The NCAR 2015 Section 184.108.40.206, as amended, indicates that for domestic flights, when an operating air carrier reasonably expects a flight to be delayed beyond its scheduled time of departure, it will provide the passengers with a reason(s) for the delay within 30 minutes after the scheduled departure time.
It states that after two hours, refreshments as specified in section 19.10.1 (i) and telephone calls, SMS and e-mails as specified in section 19.10.2; while beyond three hours, reimbursement as specified in Section 19.9.1(i) ; and (iii) at a time beyond 10pm till 4am, or at a time when the airport was closed at the point of departure or final destination, the assistance specified in sections 19.10.1 (iii) and 19.10.1(iv) (hotel accommodation and transport).
For international flights, the regulation says that when an operating air carrier reasonably expects a flight to be delayed beyond its scheduled time of departure, it would provide to the passengers between two and four hours, compensation as specified in sections 19.8.1 (i) and telephone calls, SMS, e-mails as specified in 19.10.2.
Besides, it says for a flight that is delayed for more than four hours, meal, as specified in 19.10.1 (ii) and telephone calls, SMS, e-mails as specified in 19.10.2; and (iii) when the reasonably expected time of departure is, at least six hours, after the time of departure previously announced, the hotel accommodation assistance as specified in sections 19.10.1 (iii) and transport assistance as specified in 19.10.1(iv).
On compensation, the regulation said passengers would receive at least 25 per cent of the fares or passenger ticket price for all flights within Nigeria and 30 per cent of the passenger ticket price for all international flights.
Compensation For Domestic Airline Flight delay
Generally, the right of a passenger to compensation for a flight delay will depend on the length of the delay and the reason for the delay/cancellation.
Under the Nigerian law, by virtue of Part 19 of the NCAA Consumer Protection Regulations, passengers on Domestic flights are guaranteed certain levels of compensation if they are denied boarding or their flight is delayed, or their flight is cancelled.
You can claim from 25 per cent of the ticket price as compensation, based on the length of your flight delay and the circumstances around the delay.
However, there are certain rules that guide the process. First, it must be for a flight departing and landing within the domestic territory of Nigeria. Again, passenger must have a confirmed reservation on the flight that is delayed. In addition, the passenger must have presented himself for check in at the stipulated time, and if no time stipulated, then not later than 1 hour prior to flight departure time.

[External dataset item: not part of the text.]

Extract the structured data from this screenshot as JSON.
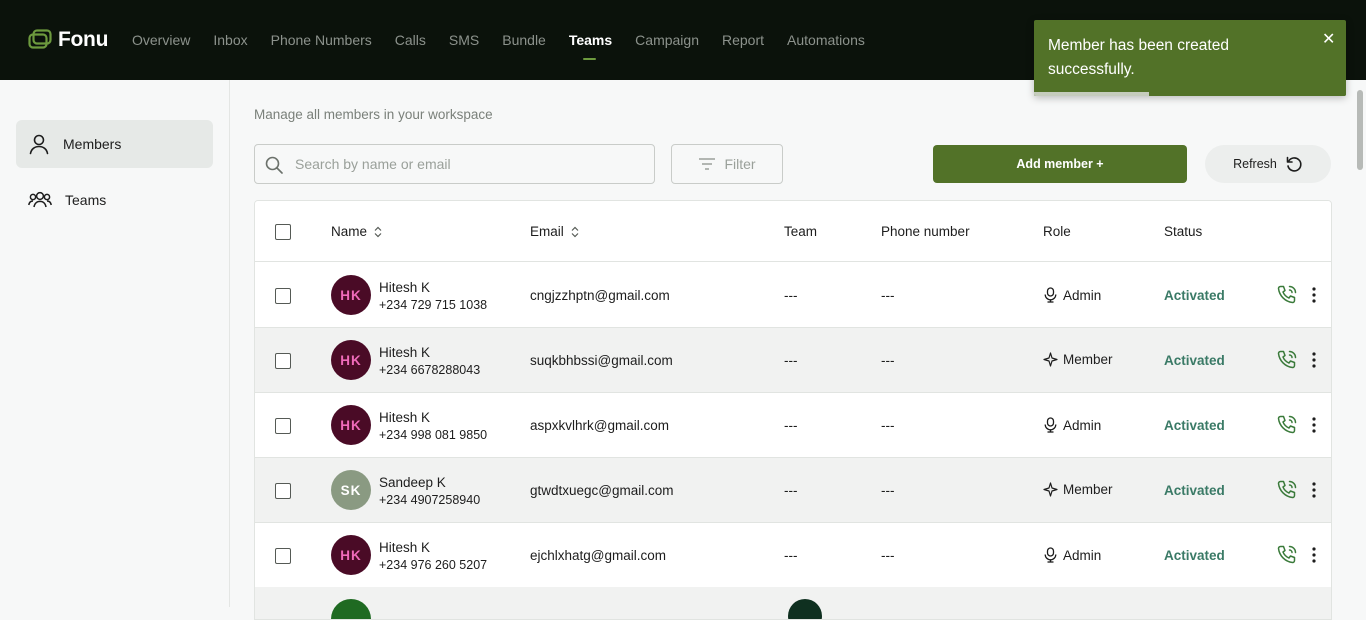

Despite the increase in number of delays and flight cancellations in recent times, domestic airline operators in the country had justified the delay and cancellations of domestic flights.
The operators, led by the Chairman of Air Peace, Allen Onyema, had before the Senate Committee on Aviation chaired by Senator Smart Adeyemi, listed the reason for flight disruptions on non-availability and rising cost of aviation fuel and inadequate parking spaces at airports.

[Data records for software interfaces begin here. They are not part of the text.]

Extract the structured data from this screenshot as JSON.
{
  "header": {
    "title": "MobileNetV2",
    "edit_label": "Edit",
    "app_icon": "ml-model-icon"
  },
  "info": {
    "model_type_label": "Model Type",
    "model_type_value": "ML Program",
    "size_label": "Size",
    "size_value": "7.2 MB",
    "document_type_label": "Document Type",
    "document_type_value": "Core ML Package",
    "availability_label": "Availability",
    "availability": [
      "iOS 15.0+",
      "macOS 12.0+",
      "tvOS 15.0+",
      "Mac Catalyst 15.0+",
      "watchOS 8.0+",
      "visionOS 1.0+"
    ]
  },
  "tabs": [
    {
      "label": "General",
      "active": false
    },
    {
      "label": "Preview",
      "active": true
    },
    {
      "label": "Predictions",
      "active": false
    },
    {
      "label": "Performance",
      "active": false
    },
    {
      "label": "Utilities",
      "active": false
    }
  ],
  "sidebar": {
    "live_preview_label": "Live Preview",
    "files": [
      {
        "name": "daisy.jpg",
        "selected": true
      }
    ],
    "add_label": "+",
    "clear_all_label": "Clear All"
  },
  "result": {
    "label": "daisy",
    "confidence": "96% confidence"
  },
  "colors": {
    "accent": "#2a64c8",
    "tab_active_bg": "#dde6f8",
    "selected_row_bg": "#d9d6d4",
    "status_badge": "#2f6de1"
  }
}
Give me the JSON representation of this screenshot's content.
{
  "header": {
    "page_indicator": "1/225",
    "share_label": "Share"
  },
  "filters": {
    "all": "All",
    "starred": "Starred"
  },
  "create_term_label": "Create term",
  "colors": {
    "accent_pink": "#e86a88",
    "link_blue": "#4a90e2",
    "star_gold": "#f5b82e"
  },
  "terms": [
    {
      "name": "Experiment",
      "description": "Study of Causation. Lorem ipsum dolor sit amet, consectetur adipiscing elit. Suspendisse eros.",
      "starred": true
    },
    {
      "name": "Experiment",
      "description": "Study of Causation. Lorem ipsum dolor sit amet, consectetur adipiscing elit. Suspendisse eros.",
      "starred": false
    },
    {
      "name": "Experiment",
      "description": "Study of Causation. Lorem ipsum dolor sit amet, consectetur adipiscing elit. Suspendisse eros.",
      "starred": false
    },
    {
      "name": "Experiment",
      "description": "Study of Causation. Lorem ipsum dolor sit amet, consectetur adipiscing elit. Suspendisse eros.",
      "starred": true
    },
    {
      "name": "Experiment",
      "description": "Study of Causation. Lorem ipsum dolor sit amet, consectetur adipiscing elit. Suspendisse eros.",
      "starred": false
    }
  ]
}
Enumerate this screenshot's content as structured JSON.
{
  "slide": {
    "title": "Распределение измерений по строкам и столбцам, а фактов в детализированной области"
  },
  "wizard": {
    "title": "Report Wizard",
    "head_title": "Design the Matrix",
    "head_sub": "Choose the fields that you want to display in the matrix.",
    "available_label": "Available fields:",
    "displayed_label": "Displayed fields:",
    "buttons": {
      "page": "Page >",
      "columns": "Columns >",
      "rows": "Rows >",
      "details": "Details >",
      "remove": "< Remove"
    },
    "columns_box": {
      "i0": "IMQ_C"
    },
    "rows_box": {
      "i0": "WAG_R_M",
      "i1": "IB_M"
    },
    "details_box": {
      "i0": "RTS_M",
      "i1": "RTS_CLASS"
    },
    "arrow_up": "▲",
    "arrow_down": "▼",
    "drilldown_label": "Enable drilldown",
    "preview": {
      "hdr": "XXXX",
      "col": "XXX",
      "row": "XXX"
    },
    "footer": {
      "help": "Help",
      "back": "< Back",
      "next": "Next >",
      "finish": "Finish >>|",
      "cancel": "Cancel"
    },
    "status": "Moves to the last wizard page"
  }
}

Other reasons cited by the operators were non-availability of forex for spare parts and maintenance, sudden change of weather, delay due to VIP movement, inefficient passenger access and facilitation, delayed clearance of spare parts from Customs and inadequate screening and exit points at departure.
THEWILL gathered that, in most cases, airlines do not refund passengers whenever there is flight cancellation due to bad weather or technical glitches.
It was also gathered that two forms of refund exist: refund can be voluntary, where the customer is refunded 75 per cent of the fare and this occurs when they no longer wish to fly on the service paid for. On the other hand, refunds could come be involuntary when it was the airline that cancelled the flight and the passenger is refunded the full fare, which takes less than one month, depending on the airline.